Summertime Corrosion: Yellow Metals

Defeat the heat!
–Ethan Mueller

Read the condensed Q&A below and watch our full 10-minute presentation video for in-depth advice from one of our techs:

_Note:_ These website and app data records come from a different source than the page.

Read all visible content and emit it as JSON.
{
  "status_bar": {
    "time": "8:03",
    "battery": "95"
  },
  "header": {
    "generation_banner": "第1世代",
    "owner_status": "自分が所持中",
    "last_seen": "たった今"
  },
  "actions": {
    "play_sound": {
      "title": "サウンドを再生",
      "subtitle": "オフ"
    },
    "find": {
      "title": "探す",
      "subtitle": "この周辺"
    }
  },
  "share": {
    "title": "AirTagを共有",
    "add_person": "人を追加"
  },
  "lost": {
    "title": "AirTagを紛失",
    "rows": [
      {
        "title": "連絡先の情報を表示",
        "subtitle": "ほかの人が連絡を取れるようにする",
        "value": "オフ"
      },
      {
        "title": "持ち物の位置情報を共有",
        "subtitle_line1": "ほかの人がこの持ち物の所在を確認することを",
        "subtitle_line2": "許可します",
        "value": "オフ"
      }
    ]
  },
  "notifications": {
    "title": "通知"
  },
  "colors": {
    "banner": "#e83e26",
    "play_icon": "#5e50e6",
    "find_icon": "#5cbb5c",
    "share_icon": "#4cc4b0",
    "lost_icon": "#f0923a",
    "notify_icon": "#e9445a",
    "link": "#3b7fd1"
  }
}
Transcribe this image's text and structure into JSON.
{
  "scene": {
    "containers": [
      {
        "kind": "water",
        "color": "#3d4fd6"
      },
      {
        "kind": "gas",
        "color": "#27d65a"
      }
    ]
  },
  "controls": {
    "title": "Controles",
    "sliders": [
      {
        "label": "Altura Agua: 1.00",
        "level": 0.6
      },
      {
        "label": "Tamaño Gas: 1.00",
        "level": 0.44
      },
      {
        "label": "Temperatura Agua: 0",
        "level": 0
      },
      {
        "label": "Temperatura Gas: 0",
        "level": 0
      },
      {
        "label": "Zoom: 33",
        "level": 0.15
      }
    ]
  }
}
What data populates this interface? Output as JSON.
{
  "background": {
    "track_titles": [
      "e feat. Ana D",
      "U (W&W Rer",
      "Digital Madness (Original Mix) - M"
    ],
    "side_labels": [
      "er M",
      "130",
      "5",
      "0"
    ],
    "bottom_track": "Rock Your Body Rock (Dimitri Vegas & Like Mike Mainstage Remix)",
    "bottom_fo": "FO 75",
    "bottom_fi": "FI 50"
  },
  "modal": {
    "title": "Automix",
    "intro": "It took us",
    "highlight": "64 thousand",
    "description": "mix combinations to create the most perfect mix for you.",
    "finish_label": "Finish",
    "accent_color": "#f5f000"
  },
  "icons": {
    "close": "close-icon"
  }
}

Q: Will an acid etch brighten my parts?
A: Yes, it will. It will remove that dull oxide layer. However, it might give you an uneven or somewhat spotty look. Typically, it’s not used for brightening parts, but it does remove that oxide layer. It does shine them up a little bit, but it might not be the look you’re seeking, in which case you might want to look at some sort of chemical brightening or electro brightening process.
Q: Are there any environmentally/operator-friendly choices for an acid etch?
A: Yes. Citric acid tends to be a very good etching acid. It works well for not only brass, bronze, and copper, but also for aluminum and light oxide on steel parts. It’s acidic, but it has a ph of about three, which is relative compared to some of the other acids out there which have a ph of one.
Q: Do I need a standalone Corrosion Inhibitor piece of equipment?
A: No. Generally, this is built right into your wash process. So, when you go from your cutting tool to the washer, typically these inhibitors are going to either be built into the soap or the chemical that you’re using to clean the parts. Or you can add a standalone corrosion inhibitor to the rinse on your wash process.
Q: Can I plate directly over corrosion inhibitors?
A: I would say that when you’re plating your parts, you want them to be as clean as possible. Fortunately, a plating line will have a pre-cleaning step in it where it’s going through a series of dip tanks, and it will include a cleaning stage. This typically should be
enough to remove the corrosion inhibitors, but you cannot plate directly. You would want to remove them, and you would need your surface as clean as possible to get as even of a plate as possible.